Either you have it or you don’t. And is there nothing in between? Poised at the age of 45, the Italian director Paolo Sorrentino may well be asking himself this question in his new film, a lushly orchestrated sojourn in a retreat in the Swiss Alps that only the old can afford and the young can manage if they are rich and famous. The director took us into similar territory in The Great Beauty with an older man contemplating his younger years, yet this gesture across a much broader canvas, is different and better.
Here in Youth are two old friends united by age and stage of life. They have met up at a luxury establishment encircled by snow-capped mountains, a grand old pile from the time when there was prestige in building wide rather than high, and intend to rejuvenate physically and intellectually. Film director Mick Boyle (Harvey Keitel has returned to the screen, at last) is at the resort and health spa with his team of collaborators workshopping his next work. He wants it to be his testament. His friend, retired conductor and composer Fred Ballinger (Michael Caine, now 82), only wants peace while he goes through a thorough health check. Even an emissary from the Queen cannot compel him to accept an invitation to perform his own work in the royal presence. In their different ways it seems Mick and Fred search for solace in each other’s company along with some fresh, new direction from well-trodden paths.
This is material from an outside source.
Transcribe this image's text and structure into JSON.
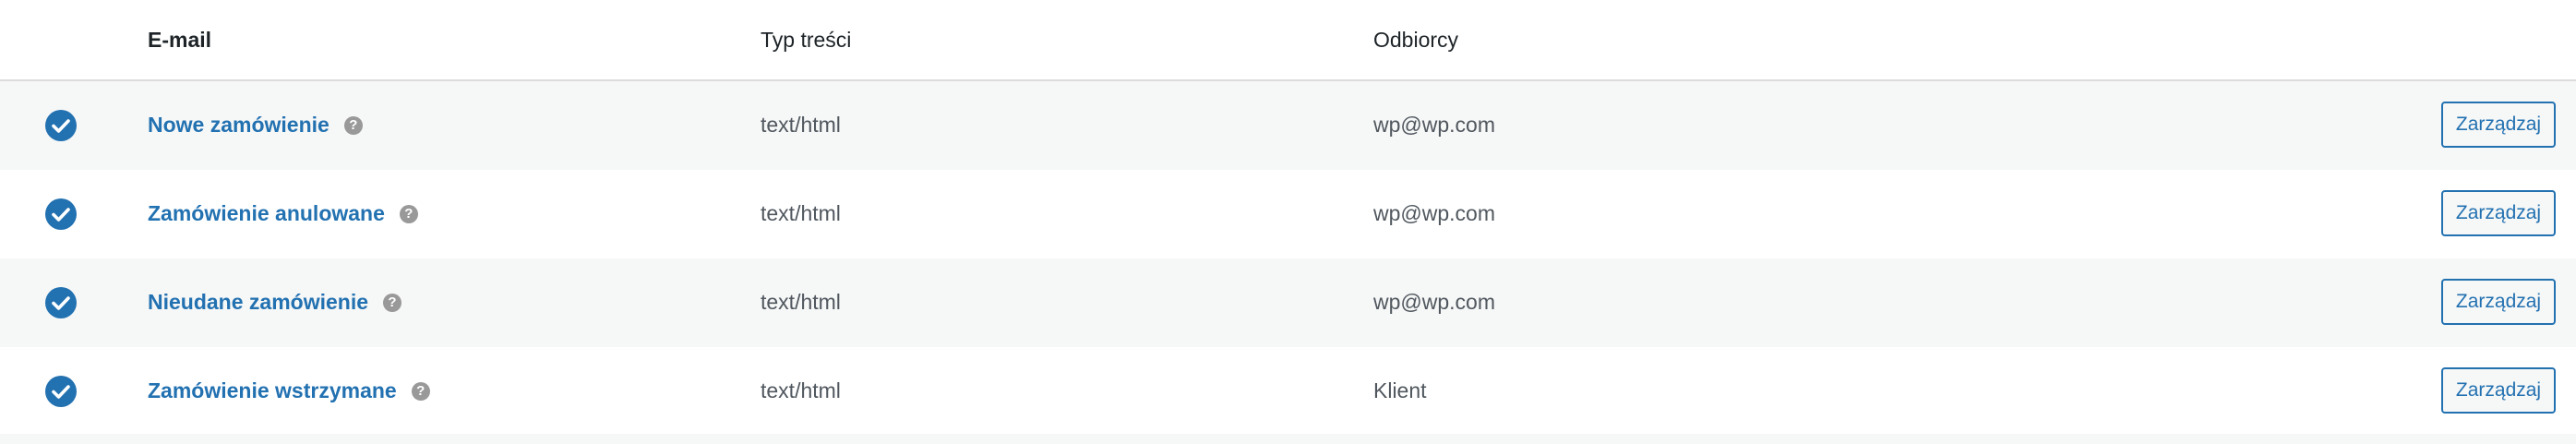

So, there’s just two old geezers one step away from an old folks’ home…? No, even though the trailer give this impression, Youth casts widely across the micro-culture of hotel guests with vignettes of other much younger lives. As disaffected Hollywood actor Jimmy Tree, Paul Dano appears to have something in common with his elders, wishing he could change his legacy, that of robot ‘Mr Q’, the only role he seems to be remembered for. While Fred’s daughter and personal assistant, Leda (Rachel Weisz), is there her husband – who also happens to be Mick’s son – leaves her for another woman, a pop diva. Like the soprano Sumi Jo who sings a stunning ‘simple song’ of Fred’s at film’s close, Paloma Faith plays herself in a key role in which the known world intersects with Sorrentino’s narrative, bursting into the rather chilly, ascetic fictional world with passionate promise. A Maradona look-alike lolls around when he’s not signing autographs across the perimeter fence or kicking tennis balls, and a stunning girl who would do perfectly well for Miss Universe is in there too.
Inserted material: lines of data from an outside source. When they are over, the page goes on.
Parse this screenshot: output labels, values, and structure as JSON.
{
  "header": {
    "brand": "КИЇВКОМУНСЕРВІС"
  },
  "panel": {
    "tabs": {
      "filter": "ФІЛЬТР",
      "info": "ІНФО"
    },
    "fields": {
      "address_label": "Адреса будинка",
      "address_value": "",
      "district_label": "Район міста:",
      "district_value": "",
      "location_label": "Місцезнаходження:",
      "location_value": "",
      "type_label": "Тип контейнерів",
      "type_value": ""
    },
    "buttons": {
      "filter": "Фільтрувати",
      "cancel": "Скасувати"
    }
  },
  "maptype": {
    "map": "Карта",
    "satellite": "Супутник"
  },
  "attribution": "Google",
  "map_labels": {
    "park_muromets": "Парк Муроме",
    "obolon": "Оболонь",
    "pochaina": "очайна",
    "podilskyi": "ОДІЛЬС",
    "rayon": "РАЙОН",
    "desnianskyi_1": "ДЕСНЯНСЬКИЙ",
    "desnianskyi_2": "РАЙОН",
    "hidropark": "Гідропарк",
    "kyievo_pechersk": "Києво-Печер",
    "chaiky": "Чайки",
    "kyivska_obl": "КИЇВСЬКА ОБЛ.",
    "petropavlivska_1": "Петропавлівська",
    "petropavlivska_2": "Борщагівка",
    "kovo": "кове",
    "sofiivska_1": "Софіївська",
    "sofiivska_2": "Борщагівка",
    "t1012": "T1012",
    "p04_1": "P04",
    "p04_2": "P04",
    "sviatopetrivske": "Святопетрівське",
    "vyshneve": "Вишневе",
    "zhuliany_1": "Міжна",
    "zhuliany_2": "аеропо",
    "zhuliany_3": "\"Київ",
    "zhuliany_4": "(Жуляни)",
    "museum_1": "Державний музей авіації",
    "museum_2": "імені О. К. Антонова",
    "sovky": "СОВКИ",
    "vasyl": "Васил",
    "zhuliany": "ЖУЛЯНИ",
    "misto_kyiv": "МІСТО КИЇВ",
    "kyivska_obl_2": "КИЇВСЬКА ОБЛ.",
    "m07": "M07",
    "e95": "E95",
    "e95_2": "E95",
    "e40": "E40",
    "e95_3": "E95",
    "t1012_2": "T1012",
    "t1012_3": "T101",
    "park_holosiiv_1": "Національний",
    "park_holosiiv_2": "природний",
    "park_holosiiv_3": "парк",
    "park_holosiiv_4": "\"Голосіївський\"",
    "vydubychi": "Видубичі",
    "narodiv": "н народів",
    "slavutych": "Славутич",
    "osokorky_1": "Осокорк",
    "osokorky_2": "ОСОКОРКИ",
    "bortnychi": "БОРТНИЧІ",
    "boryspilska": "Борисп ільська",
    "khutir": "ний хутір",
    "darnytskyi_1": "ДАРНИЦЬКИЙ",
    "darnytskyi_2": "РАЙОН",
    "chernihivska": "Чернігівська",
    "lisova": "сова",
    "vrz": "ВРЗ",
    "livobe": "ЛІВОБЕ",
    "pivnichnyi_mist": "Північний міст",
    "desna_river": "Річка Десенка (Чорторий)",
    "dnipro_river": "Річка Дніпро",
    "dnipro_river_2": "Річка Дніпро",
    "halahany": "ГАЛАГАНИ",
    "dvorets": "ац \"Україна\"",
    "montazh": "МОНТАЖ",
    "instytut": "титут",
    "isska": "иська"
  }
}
There is much to surprise and enjoy as the laughs creep up on you and the ravishing images hold you in their spell. Instead of confining itself to masculine angst, Youth gives voice to women like Leda and a young girl who speaks up in a cuckoo clock shop. Although my mind kept wandering back to The Lobster, Weisz has a fairly straight role among the quirky ones here, and the way her unlikely relationship develops with the mountaineer is a deadpan delight. Jane Fonda appears as an aging diva (not herself) who visits to turn Mick down, although his film was written with her in mind, and gives him a piece of her mind. Despite the promise, the scenes with Fonda worked least well.
Yet a niggle here and there doesn’t take away from this meditation on life and personal endeavour, told with wit and skill. The blending with surrealistic sequences show Sorrentino a master of his craft and Keitel and Caine are a delight together. Sorrentino has involved himself with similar themes before, and even if he has taken a leaf from the cinema autobiographies of the masters like Truffaut and Fellini, here he has excelled himself.